*** Block opens ***

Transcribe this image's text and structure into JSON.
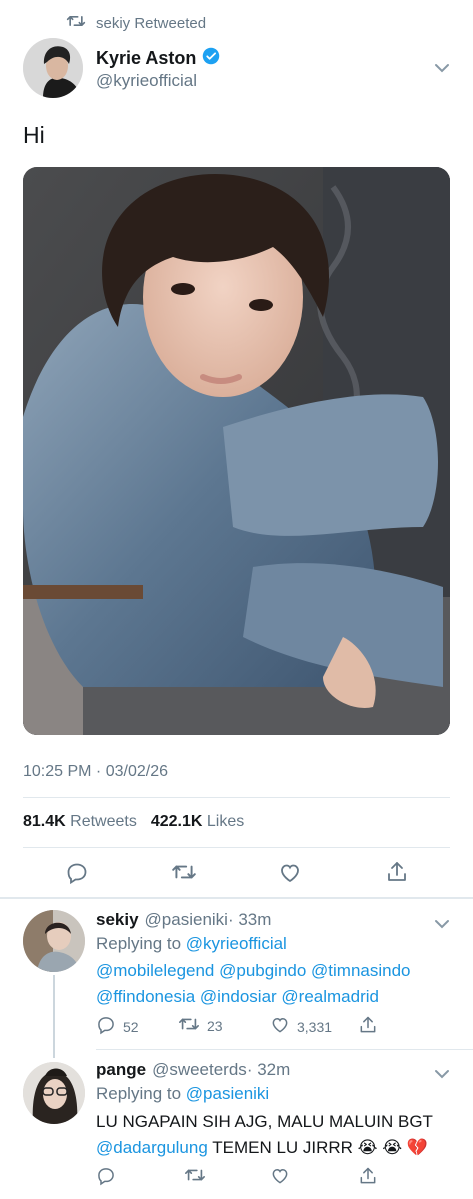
{
  "retweet_context": {
    "text": "sekiy Retweeted",
    "icon": "retweet-icon"
  },
  "tweet": {
    "author_name": "Kyrie Aston",
    "verified": true,
    "author_handle": "@kyrieofficial",
    "text": "Hi",
    "timestamp": "10:25 PM · 03/02/26",
    "retweets_count": "81.4K",
    "retweets_label": "Retweets",
    "likes_count": "422.1K",
    "likes_label": "Likes",
    "actions": [
      "reply-icon",
      "retweet-icon",
      "like-icon",
      "share-icon"
    ]
  },
  "replies": [
    {
      "name": "sekiy",
      "handle": "@pasieniki",
      "time": "· 33m",
      "replying_prefix": "Replying to",
      "replying_to": "@kyrieofficial",
      "mentions_line1": "@mobilelegend @pubgindo @timnasindo",
      "mentions_line2": "@ffindonesia @indosiar @realmadrid",
      "reply_count": "52",
      "retweet_count": "23",
      "like_count": "3,331"
    },
    {
      "name": "pange",
      "handle": "@sweeterds",
      "time": "· 32m",
      "replying_prefix": "Replying to",
      "replying_to": "@pasieniki",
      "text_line1": "LU NGAPAIN SIH AJG, MALU MALUIN BGT",
      "mention": "@dadargulung",
      "text_line2_rest": "TEMEN LU JIRRR 😭 😭 💔"
    }
  ],
  "colors": {
    "link": "#1b95e0",
    "muted": "#657786",
    "divider": "#e1e8ed",
    "verified": "#1da1f2"
  }
}
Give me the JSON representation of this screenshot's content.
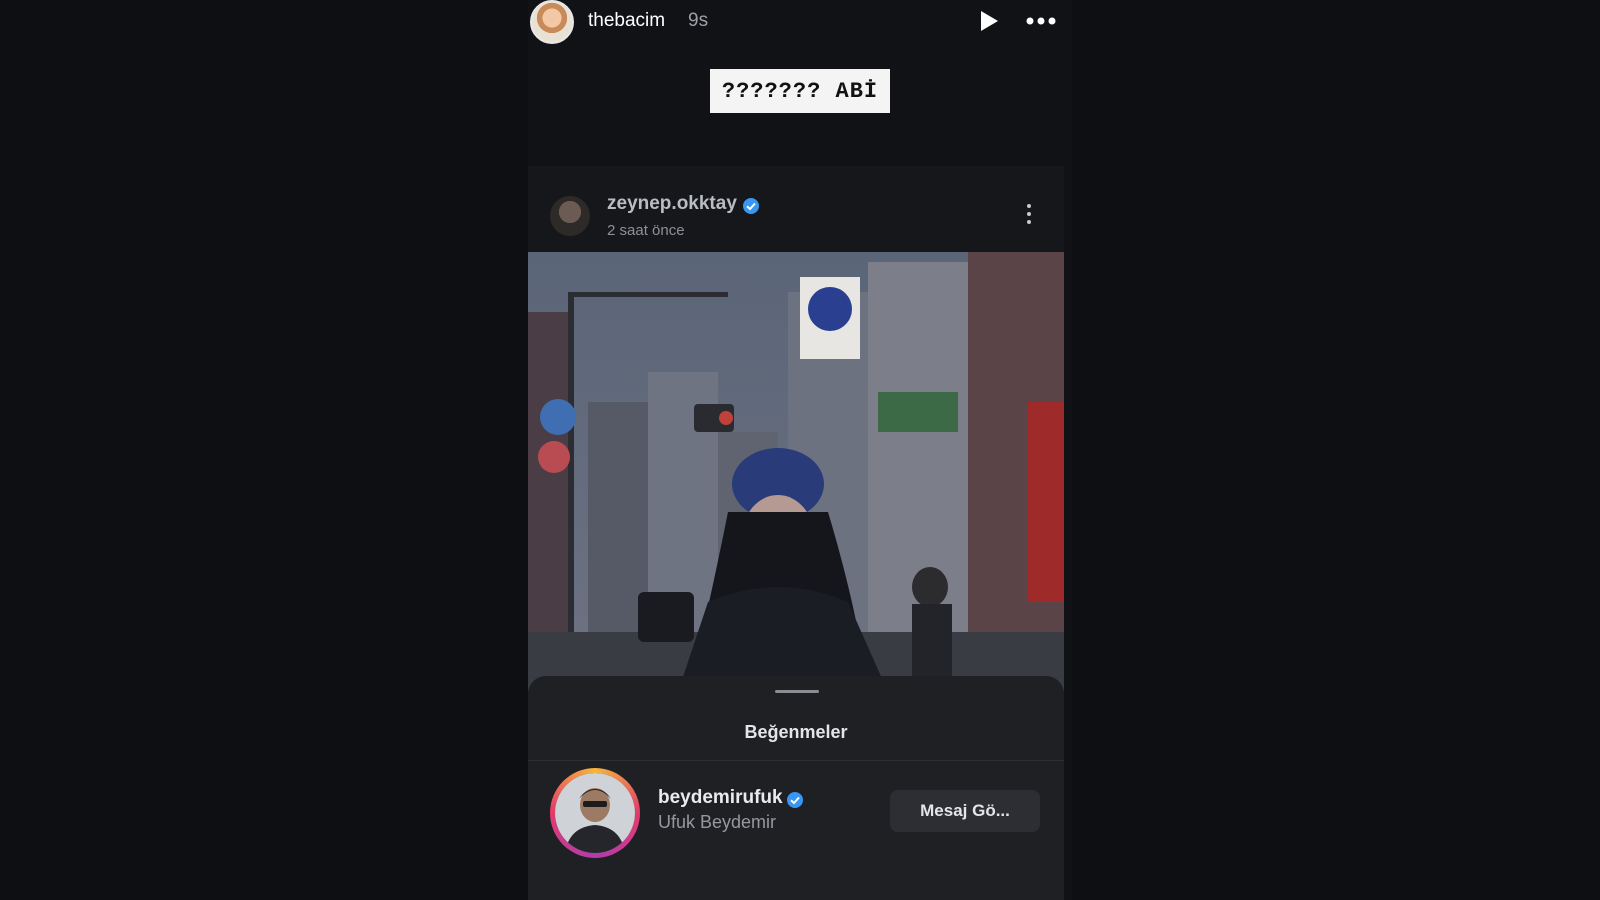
{
  "story": {
    "username": "thebacim",
    "time": "9s",
    "caption": "??????? ABİ"
  },
  "post": {
    "username": "zeynep.okktay",
    "time": "2 saat önce"
  },
  "likes_sheet": {
    "title": "Beğenmeler",
    "items": [
      {
        "username": "beydemirufuk",
        "full_name": "Ufuk Beydemir",
        "button_label": "Mesaj Gö..."
      }
    ]
  },
  "colors": {
    "verified": "#3897f0",
    "background": "#0e0f12"
  }
}
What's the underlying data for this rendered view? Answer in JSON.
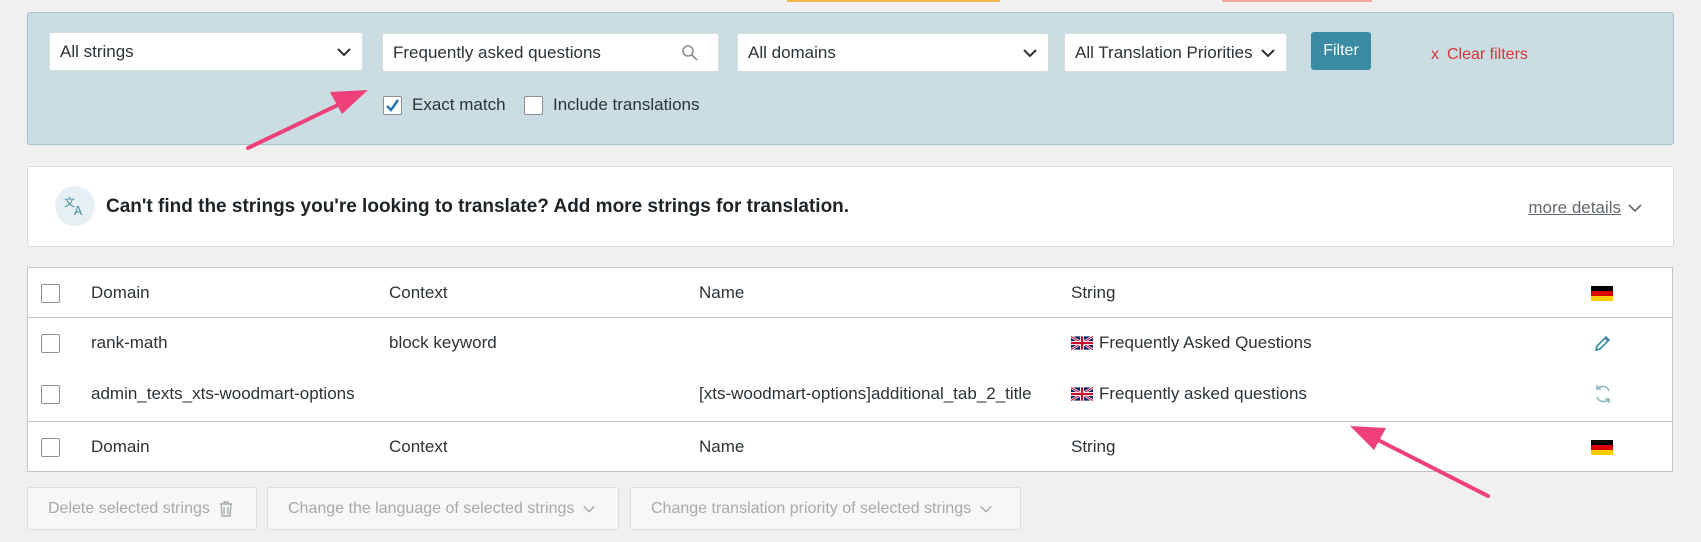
{
  "filters": {
    "strings_select": "All strings",
    "search_value": "Frequently asked questions",
    "domains_select": "All domains",
    "priorities_select": "All Translation Priorities",
    "filter_button": "Filter",
    "clear_icon": "x",
    "clear_label": "Clear filters",
    "exact_match": {
      "label": "Exact match",
      "checked": true
    },
    "include_translations": {
      "label": "Include translations",
      "checked": false
    }
  },
  "notice": {
    "icon": "translate-icon",
    "message": "Can't find the strings you're looking to translate? Add more strings for translation.",
    "more_details": "more details"
  },
  "table": {
    "columns": {
      "domain": "Domain",
      "context": "Context",
      "name": "Name",
      "string": "String"
    },
    "rows": [
      {
        "domain": "rank-math",
        "context": "block keyword",
        "name": "",
        "string": "Frequently Asked Questions",
        "action": "edit-pencil-icon"
      },
      {
        "domain": "admin_texts_xts-woodmart-options",
        "context": "",
        "name": "[xts-woodmart-options]additional_tab_2_title",
        "string": "Frequently asked questions",
        "action": "refresh-icon"
      }
    ]
  },
  "bulk_actions": {
    "delete": "Delete selected strings",
    "change_language": "Change the language of selected strings",
    "change_priority": "Change translation priority of selected strings"
  },
  "colors": {
    "panel_bg": "#c9dde3",
    "accent": "#3a8aa3",
    "clear": "#d63638",
    "annotation_arrow": "#f0407a"
  }
}
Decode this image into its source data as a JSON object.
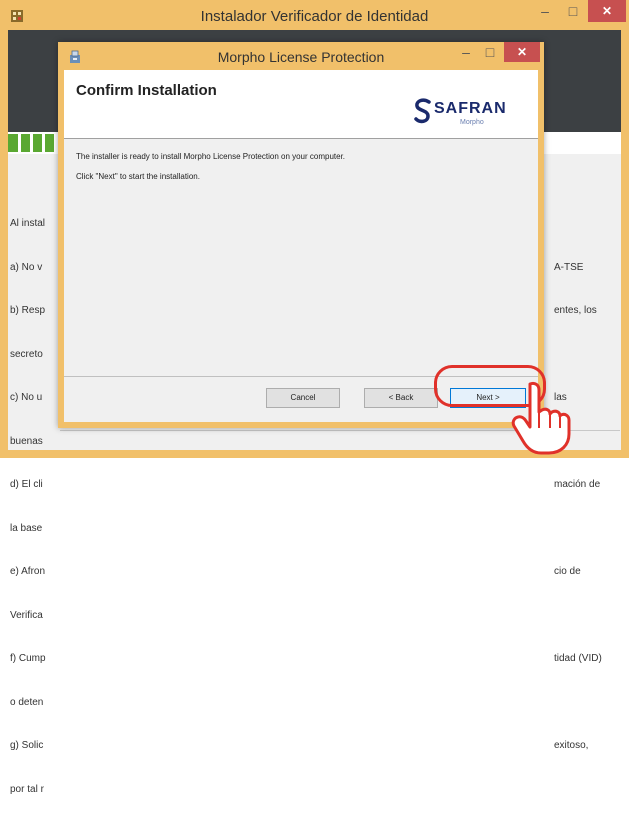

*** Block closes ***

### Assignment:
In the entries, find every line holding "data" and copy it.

### Solution:
What's the underlying data for this rendered view? Answer in JSON.
Decode this image into its source data as a JSON object.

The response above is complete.